About this task:
Lines with the string "JSON" must each be copied from the listing.

Source material:
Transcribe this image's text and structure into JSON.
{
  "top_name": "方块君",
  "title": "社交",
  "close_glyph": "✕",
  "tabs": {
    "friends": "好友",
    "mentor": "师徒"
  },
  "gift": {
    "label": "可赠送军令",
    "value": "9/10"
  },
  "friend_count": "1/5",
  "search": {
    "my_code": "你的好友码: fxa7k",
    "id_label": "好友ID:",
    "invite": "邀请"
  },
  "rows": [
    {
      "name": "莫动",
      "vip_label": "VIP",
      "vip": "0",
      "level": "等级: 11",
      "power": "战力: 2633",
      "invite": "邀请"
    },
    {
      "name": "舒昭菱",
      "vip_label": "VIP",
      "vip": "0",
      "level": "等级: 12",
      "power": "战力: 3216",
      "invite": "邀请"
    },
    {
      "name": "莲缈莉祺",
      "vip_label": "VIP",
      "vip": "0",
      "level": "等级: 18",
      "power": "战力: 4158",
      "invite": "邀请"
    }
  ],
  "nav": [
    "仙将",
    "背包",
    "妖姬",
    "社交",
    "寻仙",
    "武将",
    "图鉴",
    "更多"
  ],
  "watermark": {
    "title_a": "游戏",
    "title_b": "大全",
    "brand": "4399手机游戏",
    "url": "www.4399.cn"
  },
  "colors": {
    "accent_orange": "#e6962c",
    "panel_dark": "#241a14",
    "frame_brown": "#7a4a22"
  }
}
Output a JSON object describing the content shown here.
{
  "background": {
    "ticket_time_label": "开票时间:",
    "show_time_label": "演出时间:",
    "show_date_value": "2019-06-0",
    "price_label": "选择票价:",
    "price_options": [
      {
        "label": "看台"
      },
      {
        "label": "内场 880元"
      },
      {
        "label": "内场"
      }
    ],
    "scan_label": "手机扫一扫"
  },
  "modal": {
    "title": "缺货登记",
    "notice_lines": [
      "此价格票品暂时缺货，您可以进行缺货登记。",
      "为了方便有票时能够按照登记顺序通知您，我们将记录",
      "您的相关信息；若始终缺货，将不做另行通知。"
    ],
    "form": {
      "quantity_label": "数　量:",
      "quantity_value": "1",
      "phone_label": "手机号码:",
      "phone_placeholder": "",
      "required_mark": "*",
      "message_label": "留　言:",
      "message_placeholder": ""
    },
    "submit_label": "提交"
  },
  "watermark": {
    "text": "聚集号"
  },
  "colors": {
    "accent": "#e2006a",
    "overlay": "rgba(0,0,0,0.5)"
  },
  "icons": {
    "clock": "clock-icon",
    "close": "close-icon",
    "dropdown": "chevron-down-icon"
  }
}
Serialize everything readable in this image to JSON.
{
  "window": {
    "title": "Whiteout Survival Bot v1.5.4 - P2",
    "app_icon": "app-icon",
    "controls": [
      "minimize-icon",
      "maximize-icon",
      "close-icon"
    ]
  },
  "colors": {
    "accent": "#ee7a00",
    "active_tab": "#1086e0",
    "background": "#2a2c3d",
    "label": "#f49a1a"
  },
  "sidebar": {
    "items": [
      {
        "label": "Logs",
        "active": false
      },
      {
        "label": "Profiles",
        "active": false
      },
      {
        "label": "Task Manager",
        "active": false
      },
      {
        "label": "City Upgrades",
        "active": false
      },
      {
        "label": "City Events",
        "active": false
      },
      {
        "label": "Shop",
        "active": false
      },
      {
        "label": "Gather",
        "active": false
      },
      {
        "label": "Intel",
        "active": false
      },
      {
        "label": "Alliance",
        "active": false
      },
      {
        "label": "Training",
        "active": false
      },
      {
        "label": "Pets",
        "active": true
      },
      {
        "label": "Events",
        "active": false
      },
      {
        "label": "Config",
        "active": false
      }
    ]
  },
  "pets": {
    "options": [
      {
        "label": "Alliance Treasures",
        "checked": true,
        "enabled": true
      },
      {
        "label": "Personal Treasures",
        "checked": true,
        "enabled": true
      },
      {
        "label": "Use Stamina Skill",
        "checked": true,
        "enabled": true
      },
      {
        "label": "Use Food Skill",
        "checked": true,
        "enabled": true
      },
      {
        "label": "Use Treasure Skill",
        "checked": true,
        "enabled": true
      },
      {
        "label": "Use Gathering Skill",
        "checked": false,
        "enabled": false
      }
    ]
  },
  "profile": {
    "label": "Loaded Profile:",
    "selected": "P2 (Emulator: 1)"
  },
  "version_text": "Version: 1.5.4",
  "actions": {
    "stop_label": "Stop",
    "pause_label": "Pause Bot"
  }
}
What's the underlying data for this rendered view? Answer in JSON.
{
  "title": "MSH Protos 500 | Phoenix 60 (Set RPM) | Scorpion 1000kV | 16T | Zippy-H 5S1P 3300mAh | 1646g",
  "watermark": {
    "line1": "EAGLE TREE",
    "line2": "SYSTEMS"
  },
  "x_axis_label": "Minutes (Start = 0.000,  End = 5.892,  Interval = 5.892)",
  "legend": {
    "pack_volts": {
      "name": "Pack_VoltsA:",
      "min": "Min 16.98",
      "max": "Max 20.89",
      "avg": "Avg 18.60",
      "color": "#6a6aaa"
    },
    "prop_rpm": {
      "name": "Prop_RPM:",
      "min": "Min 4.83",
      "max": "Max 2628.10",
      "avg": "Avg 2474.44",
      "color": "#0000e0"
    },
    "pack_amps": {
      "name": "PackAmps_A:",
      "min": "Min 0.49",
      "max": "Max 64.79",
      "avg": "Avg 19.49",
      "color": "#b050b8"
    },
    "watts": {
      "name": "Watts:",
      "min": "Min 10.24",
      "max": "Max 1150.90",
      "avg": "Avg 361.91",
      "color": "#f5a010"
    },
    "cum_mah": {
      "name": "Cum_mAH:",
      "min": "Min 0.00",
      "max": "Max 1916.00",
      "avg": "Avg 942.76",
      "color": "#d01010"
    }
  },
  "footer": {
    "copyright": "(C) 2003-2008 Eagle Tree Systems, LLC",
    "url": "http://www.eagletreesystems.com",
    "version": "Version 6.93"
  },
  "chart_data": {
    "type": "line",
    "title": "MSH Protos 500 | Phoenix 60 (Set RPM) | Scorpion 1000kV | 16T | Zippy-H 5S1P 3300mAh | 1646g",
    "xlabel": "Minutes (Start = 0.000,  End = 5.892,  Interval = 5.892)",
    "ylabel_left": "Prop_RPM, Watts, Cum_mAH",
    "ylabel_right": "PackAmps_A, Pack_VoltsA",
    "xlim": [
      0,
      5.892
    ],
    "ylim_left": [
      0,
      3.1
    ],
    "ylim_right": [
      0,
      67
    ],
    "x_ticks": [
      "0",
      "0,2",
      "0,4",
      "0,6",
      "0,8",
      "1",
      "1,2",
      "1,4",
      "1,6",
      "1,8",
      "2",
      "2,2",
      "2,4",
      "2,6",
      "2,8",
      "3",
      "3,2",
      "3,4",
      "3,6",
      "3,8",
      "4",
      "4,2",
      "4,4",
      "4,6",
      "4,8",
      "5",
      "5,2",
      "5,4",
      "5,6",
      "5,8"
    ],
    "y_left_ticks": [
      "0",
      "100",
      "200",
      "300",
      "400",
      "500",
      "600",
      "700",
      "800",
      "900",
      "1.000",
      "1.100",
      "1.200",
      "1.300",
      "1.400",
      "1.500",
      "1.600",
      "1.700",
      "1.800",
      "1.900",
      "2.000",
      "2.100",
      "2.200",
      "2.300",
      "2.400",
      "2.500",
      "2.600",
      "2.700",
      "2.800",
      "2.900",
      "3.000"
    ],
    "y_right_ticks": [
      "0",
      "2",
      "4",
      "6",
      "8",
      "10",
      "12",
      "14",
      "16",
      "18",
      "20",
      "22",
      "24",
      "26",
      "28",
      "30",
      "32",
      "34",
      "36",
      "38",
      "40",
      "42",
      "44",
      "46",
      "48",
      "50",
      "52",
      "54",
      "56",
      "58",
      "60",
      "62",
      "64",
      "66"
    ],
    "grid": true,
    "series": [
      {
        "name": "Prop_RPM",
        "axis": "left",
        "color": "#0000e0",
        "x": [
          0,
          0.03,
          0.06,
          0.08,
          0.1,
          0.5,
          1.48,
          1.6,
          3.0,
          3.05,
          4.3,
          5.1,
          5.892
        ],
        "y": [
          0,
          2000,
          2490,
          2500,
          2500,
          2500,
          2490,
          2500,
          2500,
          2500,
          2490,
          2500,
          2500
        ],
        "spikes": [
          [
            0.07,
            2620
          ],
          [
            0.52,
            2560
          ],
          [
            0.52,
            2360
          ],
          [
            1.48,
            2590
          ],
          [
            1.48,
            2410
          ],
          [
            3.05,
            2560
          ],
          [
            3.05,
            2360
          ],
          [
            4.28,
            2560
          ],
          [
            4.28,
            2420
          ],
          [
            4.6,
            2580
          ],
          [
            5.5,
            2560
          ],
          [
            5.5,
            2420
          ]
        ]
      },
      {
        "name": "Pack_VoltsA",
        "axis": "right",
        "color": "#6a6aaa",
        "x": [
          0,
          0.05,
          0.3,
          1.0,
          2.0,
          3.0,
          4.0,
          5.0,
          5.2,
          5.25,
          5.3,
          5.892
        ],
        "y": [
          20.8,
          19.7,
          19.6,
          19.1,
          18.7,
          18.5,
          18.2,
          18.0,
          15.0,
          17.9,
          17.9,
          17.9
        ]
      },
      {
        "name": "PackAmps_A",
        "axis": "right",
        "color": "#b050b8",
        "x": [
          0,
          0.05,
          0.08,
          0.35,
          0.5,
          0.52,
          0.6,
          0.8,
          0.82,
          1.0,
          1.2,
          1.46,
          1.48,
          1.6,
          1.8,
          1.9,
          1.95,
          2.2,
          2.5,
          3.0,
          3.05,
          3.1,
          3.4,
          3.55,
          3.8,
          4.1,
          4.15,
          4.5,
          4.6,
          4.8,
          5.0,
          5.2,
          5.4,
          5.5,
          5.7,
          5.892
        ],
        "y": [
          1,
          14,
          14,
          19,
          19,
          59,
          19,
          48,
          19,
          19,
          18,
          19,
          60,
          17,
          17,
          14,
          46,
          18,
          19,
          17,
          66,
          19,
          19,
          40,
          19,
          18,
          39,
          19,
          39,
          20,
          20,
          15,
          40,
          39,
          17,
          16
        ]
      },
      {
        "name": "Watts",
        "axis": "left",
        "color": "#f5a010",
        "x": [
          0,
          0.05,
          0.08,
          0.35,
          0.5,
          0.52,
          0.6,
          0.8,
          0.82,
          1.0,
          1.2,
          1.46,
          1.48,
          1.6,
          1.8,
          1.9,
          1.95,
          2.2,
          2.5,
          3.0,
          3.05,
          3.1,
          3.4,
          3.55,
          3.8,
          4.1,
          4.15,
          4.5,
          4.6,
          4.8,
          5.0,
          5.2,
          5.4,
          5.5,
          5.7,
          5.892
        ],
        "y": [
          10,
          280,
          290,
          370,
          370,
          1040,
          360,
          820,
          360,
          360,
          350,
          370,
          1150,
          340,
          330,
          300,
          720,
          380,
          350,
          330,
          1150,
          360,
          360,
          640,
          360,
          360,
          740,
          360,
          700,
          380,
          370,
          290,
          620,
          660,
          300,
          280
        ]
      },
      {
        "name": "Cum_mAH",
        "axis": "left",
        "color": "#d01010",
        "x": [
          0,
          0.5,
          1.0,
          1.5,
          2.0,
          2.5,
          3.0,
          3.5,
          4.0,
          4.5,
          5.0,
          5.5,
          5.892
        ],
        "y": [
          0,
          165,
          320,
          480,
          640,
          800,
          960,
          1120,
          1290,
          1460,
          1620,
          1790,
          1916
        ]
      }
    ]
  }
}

Answer area:
Transcribe this image's text and structure into JSON.
Output a JSON object describing the content shown here.
Serialize everything readable in this image to JSON.
What's the underlying data for this rendered view? Answer in JSON.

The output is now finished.